Nienaber, who inherited a world champion team from Rassie Erasmus after the triumph in Japan in 2019, was diplomatic as he faced the inevitable questions about Foster at a media conference.
“If I comment on what is happening in their camp and how I [Foster] feels, then that will be speculation,” Nienaber said.
“I don’t know what their deal is or how things operate between him and the CEO.
“As coaches and players, we know that when you represent your county there is always going to be pressure.
“Especially countries that have a rich rugby tradition like South Africa and New Zealand. There’s always going to be pressure.
“If you are a coach or a player you are two poor games from being dropped, and you are two poor games away from being fired. That is the reality and one lives with that.”
Nienaber also fended off questions around what would be going on in the All Blacks camp in the build-up to such an important test as this Rugby Championship opener, though he felt desperation would be a factor for both teams.
“We’ve got no control, and we can’t expand energy on thinking about how they are feeling, how desperate they’d be and what would they change,” Nienaber said.
“We’ve got no control over that, so the moment you think about those things, you’re wasting that energy.
“We can only control what we can control. We must make sure that they’re not more desperate than us on the day.

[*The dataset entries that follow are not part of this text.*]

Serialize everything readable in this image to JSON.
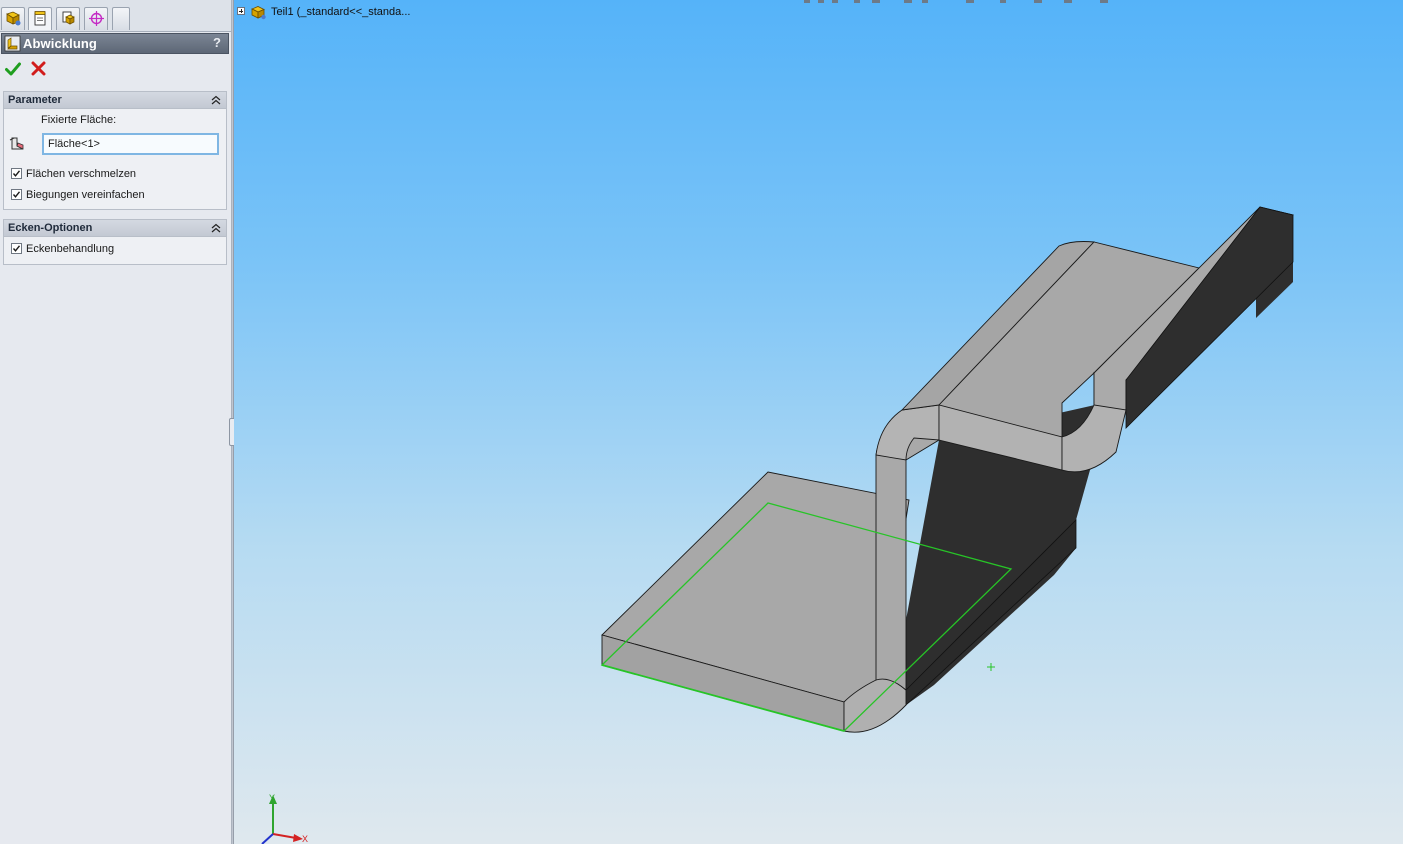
{
  "property_manager": {
    "tabs": [
      {
        "name": "feature-manager-tab",
        "icon": "feature-tree-icon"
      },
      {
        "name": "property-manager-tab",
        "icon": "property-sheet-icon"
      },
      {
        "name": "configuration-manager-tab",
        "icon": "configuration-icon"
      },
      {
        "name": "dimxpert-manager-tab",
        "icon": "target-crosshair-icon"
      }
    ],
    "title": "Abwicklung",
    "help_label": "?",
    "ok_icon": "checkmark-icon",
    "cancel_icon": "x-icon",
    "parameter_group": {
      "title": "Parameter",
      "fixed_face_label": "Fixierte Fläche:",
      "fixed_face_value": "Fläche<1>",
      "merge_faces_label": "Flächen verschmelzen",
      "merge_faces_checked": true,
      "simplify_bends_label": "Biegungen vereinfachen",
      "simplify_bends_checked": true
    },
    "corner_group": {
      "title": "Ecken-Optionen",
      "corner_treatment_label": "Eckenbehandlung",
      "corner_treatment_checked": true
    }
  },
  "viewport": {
    "tree_root_label": "Teil1  (_standard<<_standa...",
    "triad": {
      "x_label": "X",
      "y_label": "Y"
    },
    "colors": {
      "sky_top": "#55b3f9",
      "sky_bottom": "#dfe8ee",
      "part_face_light": "#a9a9a9",
      "part_face_dark": "#2e2e2e",
      "selection_highlight": "#27c427"
    }
  }
}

“That we can control, but we can’t control how they tackle the game, what they want to do with our maul, and our style of play.
“We need to stay in that reality. They’ll be desperate, and they’ll always be desperate. When two great rugby sides meet, there’s always desperation.”
Nienaber was prepared to talk about Ireland’s triumph in New Zealand which had lifted them to No 1 in the world rankings.
“Ireland are a quality side, and they pitch up with intensity. Their execution was quite good in the plan they had,” he said.
“We are not Ireland, we are not Leinster, and we don’t play like them. But the main thing that we took out of that is whatever plan you decided on for the All Blacks, you will have to bring intensity, and you will have to bring accuracy.”
He had noted Ireland’s successful mauling tactics against the All Blacks, though felt there was more to the Irish game than just that, with a diverse attack central to their success.
“You must have balance and Ireland had balance. They scored with maul tries, but they also had other means of attacking.
“The lineout maul will always be a big part of the game and it’s an exciting part of the game because there are a lot of technical and tactical decisions you have to make as a defensive side in terms of how you are going to control that.
“That might open up space somewhere else which you can attack if you want to.”